Oh my tats caused far more pain than any shot yet I would definitely prefer a new tat!
I really enjoyed reading this!
Thank you so much! Yes tats are very addictive but I’ve always felt that they don’t poke as deep and that definitely reassures me! Or at least I use it as an excuse!!
I love the idea of a Emla Fairy, that’s so sweet! It’s always amazing how strong we are as kids. Well done for standing against your anxiety, that’s a really brave thing to do!
Anika | chaptersofmay.com
That’s so kind of you to say! The mind of a child is so colourful and willing to believe in the best, it’s a true gift. It’s a shame that inhibition invades adults as much as it does.
I love everything about this post. It held me captive from the very beginning, how as children we believe in everything and how that thinking changes as we grow up.

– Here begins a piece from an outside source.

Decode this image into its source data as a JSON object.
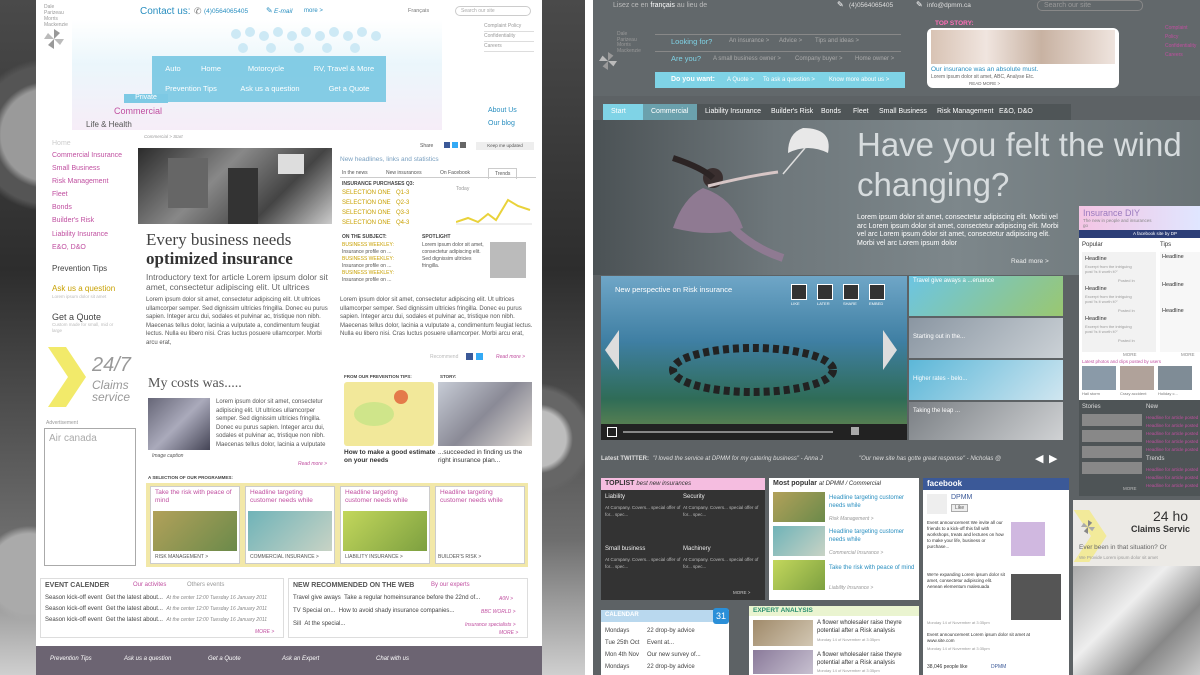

This means a lot, thank you so much. Yes it is truly beautiful, something that should be protected for as long as possible!